Well, I guess no one can have everything.
I must learn to celebrate when I fail.
Inner growth and fortitude follow the sting,
right? Won't I rise with holy wind in my sails?
Yet they always seem to get what I want,
door after door flung open. Why are
the keepers of doors, who haunt
the hopeful halls of fate and desire
so partial to them, but not to me?
Yes, I do feel sorry for myself—don't, brother,
pretend the bitter blanket of self-pity,
hasn't warmed your bones. It's not lovers
or fame I crave, nor even happiness, particularly.
Only to be lifted, just once, above all others.

More by Craig Morgan Teicher

Immortality
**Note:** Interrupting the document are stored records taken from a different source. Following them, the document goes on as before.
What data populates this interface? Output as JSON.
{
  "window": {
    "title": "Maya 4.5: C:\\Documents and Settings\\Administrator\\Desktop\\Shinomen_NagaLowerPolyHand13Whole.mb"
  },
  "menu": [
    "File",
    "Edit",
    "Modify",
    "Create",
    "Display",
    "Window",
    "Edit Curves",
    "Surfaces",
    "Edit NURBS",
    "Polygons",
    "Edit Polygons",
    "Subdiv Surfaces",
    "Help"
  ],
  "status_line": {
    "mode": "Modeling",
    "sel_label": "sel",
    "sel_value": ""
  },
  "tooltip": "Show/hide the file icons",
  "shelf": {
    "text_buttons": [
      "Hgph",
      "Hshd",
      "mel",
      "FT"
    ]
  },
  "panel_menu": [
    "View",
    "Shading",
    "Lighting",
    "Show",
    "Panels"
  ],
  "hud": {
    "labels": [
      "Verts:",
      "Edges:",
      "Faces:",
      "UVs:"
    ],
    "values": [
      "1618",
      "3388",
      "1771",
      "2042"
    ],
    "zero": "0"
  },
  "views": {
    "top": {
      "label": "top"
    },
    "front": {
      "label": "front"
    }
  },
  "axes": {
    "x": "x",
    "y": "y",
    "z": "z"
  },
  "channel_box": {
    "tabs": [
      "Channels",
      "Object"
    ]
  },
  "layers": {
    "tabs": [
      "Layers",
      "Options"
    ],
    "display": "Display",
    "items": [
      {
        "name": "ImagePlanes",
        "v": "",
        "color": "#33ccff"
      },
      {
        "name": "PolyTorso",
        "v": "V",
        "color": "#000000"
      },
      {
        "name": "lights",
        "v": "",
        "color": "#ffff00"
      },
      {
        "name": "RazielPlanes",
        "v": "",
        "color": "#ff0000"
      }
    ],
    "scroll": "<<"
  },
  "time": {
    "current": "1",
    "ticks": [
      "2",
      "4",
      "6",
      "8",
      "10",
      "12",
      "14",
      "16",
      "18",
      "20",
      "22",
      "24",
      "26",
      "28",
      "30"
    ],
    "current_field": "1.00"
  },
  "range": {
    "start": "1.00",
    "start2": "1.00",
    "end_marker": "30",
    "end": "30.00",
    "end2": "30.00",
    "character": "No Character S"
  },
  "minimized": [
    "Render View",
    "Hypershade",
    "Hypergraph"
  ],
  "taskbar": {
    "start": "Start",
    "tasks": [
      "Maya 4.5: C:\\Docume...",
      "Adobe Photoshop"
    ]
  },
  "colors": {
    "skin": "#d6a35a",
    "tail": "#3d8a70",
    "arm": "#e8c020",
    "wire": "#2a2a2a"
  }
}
I feel like Emily Dickinson did, running her pale finger over each blade of grass, then caressing each root in the depths of the earth's primeval dirt, each tip tickling heaven's soft underbelly. I feel like Emily alone in her room, her hands folded neatly in her lap, waiting forever for one of those two daguerreotypes to embalm her precious soul.
        At my most attuned, the present is a pair of wings stretching forever in all directions, flapping calmly, calmly flapping. But as soon as I notice how happy I am, how close to the sun, there I go plummeting into the background of the same damn painting as ever.
        If I could reach my hand out to you now, would you take it? How do you think it would feel? Warm and soft and certain? Or like Emily's: clammy and brittle as hardened paste? Is that not how you imagine her hands? Look again—they were like that, otherwise she could never, would never, have written those poems.
 

About this poem:
"This poem comes from a series of prose poems about 'big ideas' written during a period when I was having trouble writing. To get the juices flowing again, I thought I'd try starting with titles, with big abstract concepts, and see where they led. They ended up leading to a handful of pieces like this, which will be published in a chapbook from Omnidawn later this year."

Craig Morgan Teicher

Another Poem on My Daughter’s Birthday

There must be soft words
for an evening like this, when the breeze
caresses like gentle fingertips
all over. I don’t know

how not to write darkly and sad.
But it’s two years today since
my little girl was born, cut safely
from the noose.

We meant nothing but hope;
how near death is to that.

Only children, only some children,
get to run free from these snags. She
was born! She lived and she grows
like joy spreading from the syllables

of songs. She reminds me of now
and now and now.
                            I must learn
to have been so lucky.

New Jersey

I was afraid the past would catch up with me,
would find this new house too like the scarred
old childhood home. But it hasn’t yet. A tree
casts soft and gentle shade over our green yard.
I feel forgiven all the sins I didn’t commit
for long minutes at a time. What were they?
I can’t now think of anything wrong with me—I fit
in these rooms, can mostly agree to each day.
For long minutes I don’t even blame my mother
for dying, my father for spending years in bed.
My little traumas are just souvenirs of other
lives, of places I might have once visited.
I’m mostly a father here, a husband, barely a son.
The big sun rises early here, as I do, with everyone.

Related Poems

Marsyas

We think Marsyas is the only one
who changed, stepping forth
from the forest to challenge Apollo, staring at the god

he could never rival as if
into a harshly lit mirror, each recoiling

at what he found there: the jealousy knifed
inside the mortal talent, the cold perfection
threaded through with rage.

But then the muses stirred behind them.
And Marsyas, out the painful human wish
to be admired, cannot help but play.

And afterwards, the cutting,
the stripped corpuscles, the ruined mouth—

     Only after his victory would Apollo reach out
and clip three small muscles from the satyr’s throat
and shoulders, and dry them on a rock, and string them between
the curved horns of his lyre. Then the god

would pull a song
through that tender sinew, telling himself

it was not the crying of one
who’s lost everything he loves but the god’s
own singing that he heard, and after which
the muses strained, because it was the song

of someone who knew what it was like
to be alive, which the god could not bear
to know, or to stop playing.

And so Apollo, unthinking, binds himself
to Marsyas: the god taking from his rival

fear and desire, the satyr hardened by the god’s
cruel skill, until both songs

writhe inside each other, sung
by one who cannot understand death, and so

never understands what he plays,
knowing only how his hand
trembles over the plucked muscle:

adding, he thinks, something lower to the notes,
something sweeter, and infinitely strange.